For many years Seljavallalaug was a secret spot known only by the locals. The information about the pool located in such an intriguing location rather did not spread that far.Recently this truly unique place has started to attract thousands of travelers. In the summertime, especially on sunny days the pool often gets completely full. For the thrill-seeking traveler it is usually better at night, around midnight or even later. This is because from mid-May till mid-August it’s bright all the time, that’s the season of the midnight sun. If you aren’t a night owl though, you can visit the pool early in the morning or in the winter.
Built in 1923, Seljavallalaug may be the oldest swimming pool in the entire country.
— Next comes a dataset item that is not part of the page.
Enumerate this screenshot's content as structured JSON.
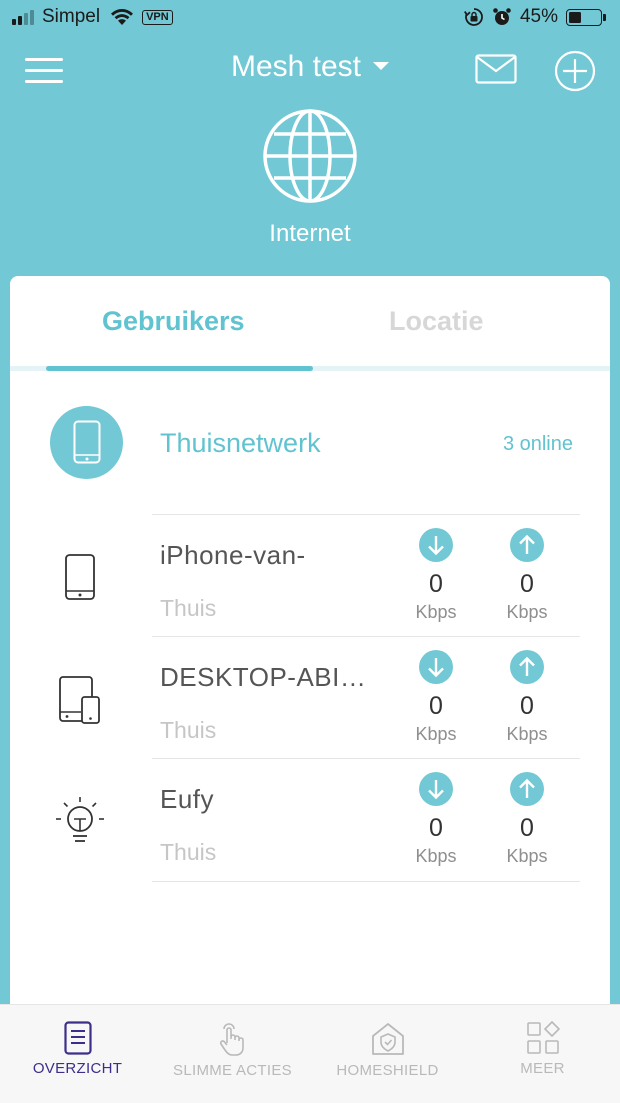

It was created as a place where locals could learn to swim. Though many of them subsisted off the fishing industry, there was no formal place for them to develop their swimming skills. In modern Iceland, swimming training is mandatory in public schools, a trend that began with facilities such as Seljavallalaug.The 82-foot-long pool is built right into the rocks, in a shallow valley created by a pair of verdant, craggy hills. Until 1936, the remote swimming hole was the largest pool in Iceland. It is fed by a nearby hot spring that usually keeps the water at a temperature above freezing, although in the winter, ice still forms on the surface. On the far end of the pool is a small changing room that provides some privacy. It is basic–don’t expect showers–but does the job for those of a more modest nature.
You will reach the trailhead by turning off of the Ring Road 1 onto road 242. From there road signs will guide you to Seljavellir. You will drive straight on this unpaved road until you reach a parking lot for an abandoned pool. From here it is only a 15-20 min walk along the rocky mountain valley. The hike will feature beautiful mountains, Icelandic sheep, and a small river coming down off of the Eyjafjallajökull Glacier.
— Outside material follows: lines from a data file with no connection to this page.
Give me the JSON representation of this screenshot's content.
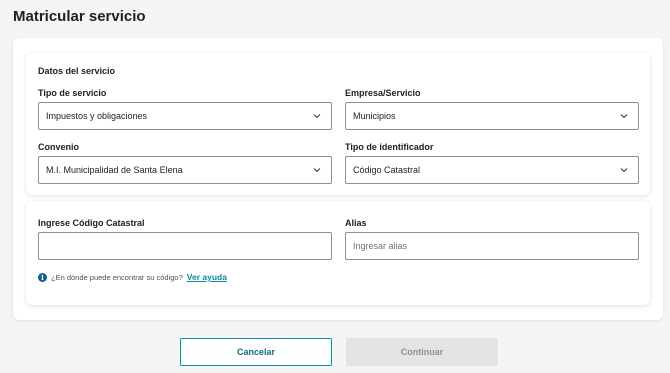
{
  "page": {
    "title": "Matricular servicio"
  },
  "service": {
    "section_title": "Datos del servicio",
    "tipo_servicio": {
      "label": "Tipo de servicio",
      "value": "Impuestos y obligaciones"
    },
    "empresa": {
      "label": "Empresa/Servicio",
      "value": "Municipios"
    },
    "convenio": {
      "label": "Convenio",
      "value": "M.I. Municipalidad de Santa Elena"
    },
    "tipo_identificador": {
      "label": "Tipo de identificador",
      "value": "Código Catastral"
    }
  },
  "identifier": {
    "codigo": {
      "label": "Ingrese Código Catastral",
      "value": ""
    },
    "alias": {
      "label": "Alias",
      "placeholder": "Ingresar alias"
    },
    "help_text": "¿En dónde puede encontrar su código?",
    "help_link": "Ver ayuda",
    "info_glyph": "i"
  },
  "actions": {
    "cancel": "Cancelar",
    "continue": "Continuar"
  },
  "icons": {
    "info": "info-icon",
    "dropdown": "chevron-down-icon"
  },
  "colors": {
    "accent": "#0c89a3",
    "info": "#0e5e8c",
    "disabled_bg": "#e3e4e6"
  }
}
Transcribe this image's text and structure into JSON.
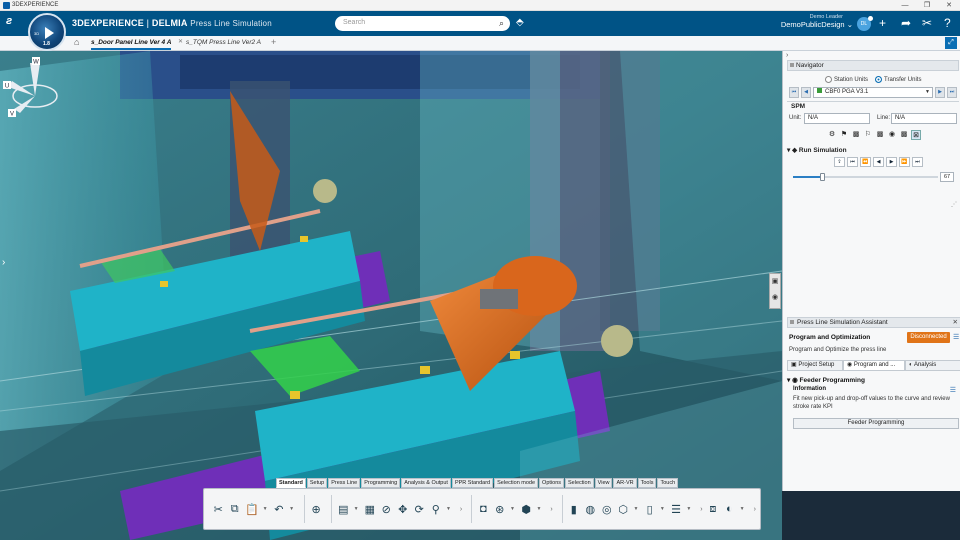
{
  "os_window": {
    "title": "3DEXPERIENCE",
    "controls": [
      "—",
      "❐",
      "✕"
    ]
  },
  "app_header": {
    "brand_bold": "3DEXPERIENCE",
    "brand_sep": " | ",
    "brand_product": "DELMIA",
    "app_name": "Press Line Simulation",
    "compass_version": "1.8",
    "compass_number": "3D",
    "search_placeholder": "Search",
    "user_role": "Demo Leader",
    "user_space": "DemoPublicDesign",
    "avatar_initials": "DL"
  },
  "tabs": [
    {
      "label": "s_Door Panel Line Ver 4 A",
      "active": true
    },
    {
      "label": "s_TQM Press Line Ver2 A",
      "active": false
    }
  ],
  "action_bar": {
    "tabs": [
      {
        "label": "Standard",
        "active": true
      },
      {
        "label": "Setup",
        "active": false
      },
      {
        "label": "Press Line",
        "active": false
      },
      {
        "label": "Programming",
        "active": false
      },
      {
        "label": "Analysis & Output",
        "active": false
      },
      {
        "label": "PPR Standard",
        "active": false
      },
      {
        "label": "Selection mode",
        "active": false
      },
      {
        "label": "Options",
        "active": false
      },
      {
        "label": "Selection",
        "active": false
      },
      {
        "label": "View",
        "active": false
      },
      {
        "label": "AR-VR",
        "active": false
      },
      {
        "label": "Tools",
        "active": false
      },
      {
        "label": "Touch",
        "active": false
      }
    ]
  },
  "navigator": {
    "title": "Navigator",
    "radio_station": "Station Units",
    "radio_transfer": "Transfer Units",
    "selected_radio": "transfer",
    "program_combo": "CBF0 PGA V3.1",
    "spm_label": "SPM",
    "unit_label": "Unit:",
    "unit_value": "N/A",
    "line_label": "Line:",
    "line_value": "N/A",
    "run_simulation_label": "Run Simulation",
    "slider_value": "67",
    "slider_fraction": 0.2
  },
  "assistant": {
    "title": "Press Line Simulation Assistant",
    "section_title": "Program and Optimization",
    "status": "Disconnected",
    "status_color": "#e07418",
    "section_subtitle": "Program and Optimize the press line",
    "tabs": [
      {
        "label": "Project Setup",
        "active": false
      },
      {
        "label": "Program and ...",
        "active": true
      },
      {
        "label": "Analysis",
        "active": false
      }
    ],
    "feeder_section": "Feeder Programming",
    "info_title": "Information",
    "info_text": "Fit new pick-up and drop-off values to the curve and review stroke rate KPI",
    "feeder_button": "Feeder Programming"
  },
  "triad": {
    "labels": [
      "W",
      "U",
      "V"
    ]
  },
  "colors": {
    "header_bg": "#005386",
    "accent": "#0a6eb4",
    "viewport_teal": "#3d8a96",
    "machine_cyan": "#1fb3c8",
    "robot_orange": "#d9661c",
    "base_purple": "#6f2fb8"
  }
}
Getting to the pool is an adventure in itself. Visitors can drive fairly close to the secluded valley that holds the Seljavallalaug, but they must eventually park and set out on foot. The trek to the pool takes you through fields of lava ash, dodging little streams running out of the valley. Seljavallalaug is not maintained in any official capacity but is cleaned once a year by a team of local volunteers. The waters are often covered in algae, and after the 2010 eruption of the Eyjafjallajökull volcano, ash. Yet no matter what is floating in the historic waters of the pool, its natural beauty makes even ash and algae easy to ignore. But remember that the water in the pool is circulating all the time.
Hot spring goes in from one side, and the water goes out from the other side. Also, the hidden pool is so incredibly popular that if anyone ever had any health problems after bathing, then the information about it would spread all around the country immediately. Nevertheless, everyone with any dermatological problems should think twice before jumping into the water. We also don’t recommend bathing in Seljavallalaug to little children.
The water in Seljavallalaug hidden pool has a pleasant temperature of around 34-35 °C. That’s the average temperature of the water. The closer to the hot spring, the warmer it gets. At the opposite corner of the swimming pool (next to the changing rooms), the water might be colder than 30 degrees. Keep in mind that from late autumn to early spring the water is usually colder. Sometimes it has just over 20 degrees, which for most people is too low to enjoy it.
- How to get to the pool: To reach the hidden pool, turn from the Ring Road to road no. 242 (Raufarfellsvegur). Read our detailed directions above.
- 4×4 or normal car: You can still get there with a regular car, but it’s more and more demanding. Read our in-depth explanation above.
- Opening hours: The pool is a wild attraction so you don’t have to bother with opening hours. It is open 24 hours a day.
- Lifeguard: The pool is wild, so there is no lifeguard.
- Prices: It’s free.
- Parking: Parking at Seljavallalaug is free.
- Time: We recommend spending here around 1.5 or 2 hours (the walk included).
- Food: There is no store near the pool. Remember to bring something to eat and drink with you.
- Visit with children: The stream crossing shouldn’t be difficult for children, of course, if you help them. When it comes to the cleanliness of water, read the part above.
- Changing rooms: There are changing rooms, but it’s not a good idea to use them.It’s much better to change your clothes behind the building or somewhere else.
- Showers and toilets: There are no showers and toilets.
- Footwear: When you are planning to visit Seljavallalaug swimming pool, remember to bring good hiking shoes.